Publishers Weekly, January 2, 1995, review of Water Witches, p. 58; January 20, 1997, review of Midwives, p. 390; July 7, 1997, John Mutter, "Birthing Midwives," p. 24; October 5, 1998, review of The Law of Similars, p. 77; November 9, 1998, Daisy Maryles, "Oprah Gives Birth to Another Winner," p. 21; January 4, 1999, Amy Boaz, "Chris Bohjalian: On the Fringes of Modern Life," p. 67; April 17, 2000, review of Trans-Sister Radio, p. 50; January 7, 2002, review of The Buffalo Soldier, p. 42; September 29, 2003, review of Idyll Banter, p. 50; September 13, 2004, review of Before You Know Kindness, p. 58; November 13, 2006, review of The Double Bind, p. 33.

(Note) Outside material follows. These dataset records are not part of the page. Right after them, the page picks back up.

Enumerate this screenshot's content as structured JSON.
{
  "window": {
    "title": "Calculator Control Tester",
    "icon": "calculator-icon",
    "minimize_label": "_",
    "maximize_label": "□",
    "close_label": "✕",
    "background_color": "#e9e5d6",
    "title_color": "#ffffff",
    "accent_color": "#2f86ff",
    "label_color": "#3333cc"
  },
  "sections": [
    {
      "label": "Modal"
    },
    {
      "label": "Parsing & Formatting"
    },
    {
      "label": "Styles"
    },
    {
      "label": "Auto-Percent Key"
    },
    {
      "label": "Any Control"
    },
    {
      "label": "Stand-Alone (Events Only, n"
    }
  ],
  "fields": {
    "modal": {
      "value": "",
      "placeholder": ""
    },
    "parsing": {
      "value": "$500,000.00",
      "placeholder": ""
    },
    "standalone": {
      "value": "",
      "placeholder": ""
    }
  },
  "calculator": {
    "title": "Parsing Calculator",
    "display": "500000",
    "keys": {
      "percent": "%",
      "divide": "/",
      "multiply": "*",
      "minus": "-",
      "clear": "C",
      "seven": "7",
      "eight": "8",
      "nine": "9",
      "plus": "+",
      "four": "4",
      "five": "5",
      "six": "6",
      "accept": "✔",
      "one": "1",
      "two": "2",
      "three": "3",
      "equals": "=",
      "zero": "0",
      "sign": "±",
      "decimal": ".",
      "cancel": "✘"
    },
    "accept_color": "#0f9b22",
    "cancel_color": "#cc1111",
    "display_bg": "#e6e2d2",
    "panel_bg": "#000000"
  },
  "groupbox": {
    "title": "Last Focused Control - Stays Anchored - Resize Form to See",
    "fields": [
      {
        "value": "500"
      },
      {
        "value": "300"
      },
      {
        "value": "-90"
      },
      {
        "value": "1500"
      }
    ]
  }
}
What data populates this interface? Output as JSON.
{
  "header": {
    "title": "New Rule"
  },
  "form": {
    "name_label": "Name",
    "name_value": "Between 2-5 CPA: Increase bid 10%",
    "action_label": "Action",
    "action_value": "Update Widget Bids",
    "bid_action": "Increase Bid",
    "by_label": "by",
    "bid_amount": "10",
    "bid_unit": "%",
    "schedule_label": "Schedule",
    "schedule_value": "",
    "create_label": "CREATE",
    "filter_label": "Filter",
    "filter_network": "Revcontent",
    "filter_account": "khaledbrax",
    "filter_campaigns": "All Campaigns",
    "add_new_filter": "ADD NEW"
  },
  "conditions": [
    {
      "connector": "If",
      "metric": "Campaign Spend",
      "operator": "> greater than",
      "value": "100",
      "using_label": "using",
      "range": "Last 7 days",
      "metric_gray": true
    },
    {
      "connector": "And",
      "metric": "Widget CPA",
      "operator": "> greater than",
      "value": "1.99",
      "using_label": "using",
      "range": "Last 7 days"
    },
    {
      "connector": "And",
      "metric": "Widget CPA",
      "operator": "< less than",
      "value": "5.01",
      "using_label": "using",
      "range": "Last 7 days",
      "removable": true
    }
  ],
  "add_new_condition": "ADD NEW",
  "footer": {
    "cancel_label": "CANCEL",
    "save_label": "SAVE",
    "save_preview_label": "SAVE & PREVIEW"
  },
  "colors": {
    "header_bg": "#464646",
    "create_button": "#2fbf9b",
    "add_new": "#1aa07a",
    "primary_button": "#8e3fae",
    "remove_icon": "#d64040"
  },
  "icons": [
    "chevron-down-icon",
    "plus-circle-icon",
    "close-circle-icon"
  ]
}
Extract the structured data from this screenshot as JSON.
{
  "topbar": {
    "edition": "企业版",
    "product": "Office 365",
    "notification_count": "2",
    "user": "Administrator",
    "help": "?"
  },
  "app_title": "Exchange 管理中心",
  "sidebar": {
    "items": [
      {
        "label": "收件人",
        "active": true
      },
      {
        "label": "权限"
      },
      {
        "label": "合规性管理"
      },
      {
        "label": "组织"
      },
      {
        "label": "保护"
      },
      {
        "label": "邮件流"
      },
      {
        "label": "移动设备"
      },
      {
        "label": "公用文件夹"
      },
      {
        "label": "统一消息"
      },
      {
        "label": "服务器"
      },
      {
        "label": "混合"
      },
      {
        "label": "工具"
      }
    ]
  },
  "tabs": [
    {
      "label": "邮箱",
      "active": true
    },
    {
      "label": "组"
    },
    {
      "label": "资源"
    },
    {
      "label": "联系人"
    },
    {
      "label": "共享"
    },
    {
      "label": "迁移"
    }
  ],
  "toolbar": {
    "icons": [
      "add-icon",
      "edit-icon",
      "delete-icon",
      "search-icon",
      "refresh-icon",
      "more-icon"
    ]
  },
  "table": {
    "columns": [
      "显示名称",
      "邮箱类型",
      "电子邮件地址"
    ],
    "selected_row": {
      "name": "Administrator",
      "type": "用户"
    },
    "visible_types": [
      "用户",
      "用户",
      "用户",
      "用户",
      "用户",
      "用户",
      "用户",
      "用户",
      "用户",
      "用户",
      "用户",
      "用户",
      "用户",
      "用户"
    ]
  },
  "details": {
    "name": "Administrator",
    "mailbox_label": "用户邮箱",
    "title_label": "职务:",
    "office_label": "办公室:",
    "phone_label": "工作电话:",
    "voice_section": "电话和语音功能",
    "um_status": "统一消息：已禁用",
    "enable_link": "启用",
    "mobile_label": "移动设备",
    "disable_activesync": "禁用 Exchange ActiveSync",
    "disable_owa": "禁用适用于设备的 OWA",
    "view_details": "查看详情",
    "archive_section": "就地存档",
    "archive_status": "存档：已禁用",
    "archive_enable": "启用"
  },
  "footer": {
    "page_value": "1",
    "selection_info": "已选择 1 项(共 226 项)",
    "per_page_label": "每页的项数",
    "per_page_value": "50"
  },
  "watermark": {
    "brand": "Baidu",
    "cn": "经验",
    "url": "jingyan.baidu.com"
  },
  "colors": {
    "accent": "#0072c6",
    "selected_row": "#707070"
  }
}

San Antonio Express-News (San Antonio, TX), March 16, 2007, Jennifer Roolf Laster, "Double Bind Takes Literary Risk."

Seattle Times (Seattle, WA), March 31, 2002, Nancy Pearl, review of Trans-Sister Radio, p. K8.

Sunday Mail (Brisbane, Australia), May 14, 2000, Robyn Garner, review of Trans-Sister Radio, p. 24.

Tennessean (Nashville, TN), April 7, 2002, Lynette Ingram, review of The Buffalo Soldier, p. D43.

USA Today, February 12, 2007, Carol Memmott, "Photos Find a Home in Bohjalian's Story."


BookBrowse, (March 5, 2004), "An Interview with Chris Bohjalian about Midwives."

BookPage, (March, 2002), Alden Mudge, "Exploring the Trials and Triumphs of an All-American Family."

Chris Bohjalian Home Page, (September 25, 2007)., (November 3, 2008), "Chris Bohjalian: Interview."

Loaded Shelf, (January 7, 2007), Kelly Hewitt, "Loaded Questions with Chris Bohjalian."